Snapshot of a Custom John Hill Home

John Hill built a modern Frank Lloyd Wright-inspired home for the Collins family in early Summer 2003. Nestled in the woodsy outskirts of Lebanon, both the swampy lot and detailed architectural plans made it a challenge from every angle. Below is a list of those challenges, as well as the creative ways in which John Hill met their budget.

 Top Five Challenges To Building the Collins Home

1. Cantilevers. The cantilevers involved a steel I-Beam in the roof, which is typically never needed in residential construction. The corner windows and large overhangs on the terrace required massive “glue lam” wood beams. Much thought was also required in the sequence of the framing and the connections from one large beam to the next.

2. Building to bring the outdoors inside. This was accomplished in several ways: The textures and ceiling finish colors matched the exterior soffits perfectly. The windows (both at top and in the corners) give an uninterrupted view of the exterior. The stone columns extend from the exterior into the interior of the house to create a seamless unity between outside and inside. The front planter has an exterior and interior element with identical plantings on either side of the windows, further blurring the boundaries of interior to exterior.

3. Corner windows with no corner support. This required structural considerations with the beams as noted above. Steps were also taken to ensure that the custom-made windows (built on site) matched the manufactured windows in every possible detail. Tempered glass was ordered from the same national glass fabricator to ensure no color variations. The windows are also double-insulated like the rest of the house. This required the local fabricator to cut the outer pane of glass longer than the interior pane to create the angle with as little visual interruption as possible. This technique was something they had never done before and had to be “talked” into.

4. No gutters. This basement has the same guaranteed waterproof system that John Hill uses on all of his homes. This is different than the damp-proofing that is much more commonly used. This system, coupled with extra pipe and gravel at the footing level, ensure that ground water will never be a problem. Having no gutters also required a very creative French drain style system for the house. This starts approximately two feet below the visible grade with a plastic membrane followed by a perforated pipe and washed gravel. Both the gravel and pipe slope away and drain out by gravity.

5. Steel I-beam in the roof. The challenge lied in the installation of this beam. From commercial structural steel workers to residential framing carpenters to crane operators to wood I-joist suppliers. It was important that all work together in unison, which isn’t normally required.

Top Five Creative Ways That The Collins Budget Was Met

1. Cultured stone that mimics natural stone. This single change was the most significant price-reducing measure to the entire home. The homeowners traveled to Cleveland to ensure that the selection they made was the most realistic cultured stone available.
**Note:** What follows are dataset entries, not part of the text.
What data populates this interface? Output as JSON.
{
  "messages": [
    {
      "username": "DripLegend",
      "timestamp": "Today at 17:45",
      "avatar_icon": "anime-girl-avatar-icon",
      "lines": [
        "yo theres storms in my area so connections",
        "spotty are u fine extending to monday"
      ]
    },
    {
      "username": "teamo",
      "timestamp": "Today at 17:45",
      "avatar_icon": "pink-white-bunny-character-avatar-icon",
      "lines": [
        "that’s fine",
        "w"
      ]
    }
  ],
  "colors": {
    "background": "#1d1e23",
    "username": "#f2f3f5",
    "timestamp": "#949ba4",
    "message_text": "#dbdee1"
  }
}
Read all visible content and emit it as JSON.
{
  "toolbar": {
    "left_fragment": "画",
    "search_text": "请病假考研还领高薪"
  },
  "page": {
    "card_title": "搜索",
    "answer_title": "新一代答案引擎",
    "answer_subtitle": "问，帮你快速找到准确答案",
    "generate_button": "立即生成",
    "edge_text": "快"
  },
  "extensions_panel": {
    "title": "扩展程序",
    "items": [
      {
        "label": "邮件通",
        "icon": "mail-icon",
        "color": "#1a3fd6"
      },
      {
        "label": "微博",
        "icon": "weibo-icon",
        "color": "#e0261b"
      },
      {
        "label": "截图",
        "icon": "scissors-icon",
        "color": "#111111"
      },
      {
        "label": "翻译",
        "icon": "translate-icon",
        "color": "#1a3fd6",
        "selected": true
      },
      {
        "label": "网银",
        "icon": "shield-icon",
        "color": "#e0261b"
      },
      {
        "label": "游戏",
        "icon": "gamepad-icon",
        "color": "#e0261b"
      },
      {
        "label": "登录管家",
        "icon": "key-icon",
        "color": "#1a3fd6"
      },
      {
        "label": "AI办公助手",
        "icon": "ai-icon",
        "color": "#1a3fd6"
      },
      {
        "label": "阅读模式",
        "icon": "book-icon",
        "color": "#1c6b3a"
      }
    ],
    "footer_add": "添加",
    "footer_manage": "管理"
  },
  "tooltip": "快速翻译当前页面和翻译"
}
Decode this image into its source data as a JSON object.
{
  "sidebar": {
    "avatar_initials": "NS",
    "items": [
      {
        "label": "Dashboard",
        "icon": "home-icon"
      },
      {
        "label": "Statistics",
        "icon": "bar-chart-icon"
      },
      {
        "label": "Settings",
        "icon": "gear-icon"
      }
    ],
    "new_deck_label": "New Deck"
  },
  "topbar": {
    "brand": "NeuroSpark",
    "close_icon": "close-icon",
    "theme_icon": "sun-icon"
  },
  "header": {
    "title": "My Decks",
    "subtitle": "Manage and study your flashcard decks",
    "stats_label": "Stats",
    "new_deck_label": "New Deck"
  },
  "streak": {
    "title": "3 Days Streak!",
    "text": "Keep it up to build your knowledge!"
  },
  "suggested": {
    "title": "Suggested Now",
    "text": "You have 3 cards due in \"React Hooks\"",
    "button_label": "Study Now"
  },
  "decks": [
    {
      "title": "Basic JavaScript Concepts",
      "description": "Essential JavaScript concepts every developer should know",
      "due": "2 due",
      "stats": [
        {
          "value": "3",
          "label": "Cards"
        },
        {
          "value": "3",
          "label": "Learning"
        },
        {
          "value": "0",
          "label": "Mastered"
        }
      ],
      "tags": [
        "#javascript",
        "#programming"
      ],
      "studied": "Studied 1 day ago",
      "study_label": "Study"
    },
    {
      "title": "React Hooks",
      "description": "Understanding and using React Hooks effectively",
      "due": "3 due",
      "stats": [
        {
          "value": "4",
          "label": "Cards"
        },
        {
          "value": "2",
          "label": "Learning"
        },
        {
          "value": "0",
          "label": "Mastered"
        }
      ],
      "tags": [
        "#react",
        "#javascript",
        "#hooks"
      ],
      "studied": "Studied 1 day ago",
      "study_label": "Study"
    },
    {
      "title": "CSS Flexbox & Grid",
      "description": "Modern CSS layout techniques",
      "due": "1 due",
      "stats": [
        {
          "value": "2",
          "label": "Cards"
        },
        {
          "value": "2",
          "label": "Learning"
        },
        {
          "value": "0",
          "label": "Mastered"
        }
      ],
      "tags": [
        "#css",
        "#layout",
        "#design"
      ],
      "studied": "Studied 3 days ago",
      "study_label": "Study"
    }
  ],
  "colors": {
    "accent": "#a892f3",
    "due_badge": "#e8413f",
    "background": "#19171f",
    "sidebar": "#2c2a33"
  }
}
2. Conventional floor joist with I-beams. The addition of steel I-beams in the basement allowed the use of a conventional 2 X 10 floor joist.

3. Blending stains to match four different wood species. The patience and creativeness of the painting contractor enabled the use of alternative trim materials that were much more cost-effective. The wood species used in the home are cherry, birch, pine and maple.

4. Creative foundation details and flashing to deliver concrete patios at first-floor heights. An innovative flashing detail was created in order for the terraces to be at the same height as the first floor. This approach delivered the aesthetic look the customer wanted without paying for an extra foot of foundation wall with a notch in it. (That additional concrete would have added several thousands of dollars to the project.)

5. Using local craftsman and inspiring them to bring their “art” to the betterment of the project. This home challenged all the tradespeople in their abilities. All facets of the carpentry trade had unique challenges, including the framer for the wood and steel structures to create the space, the exterior trim to finish out the soffit, the garage doors, and the interior finish work. Creative solutions for the stain work were also implemented by the painters, as were the metal trim work between the windows, the actual construction of the corner windows, the overhangs for the kitchen granite, etc. An inside joke during construction was that “on this job you are not a carpenter… you are an artist.”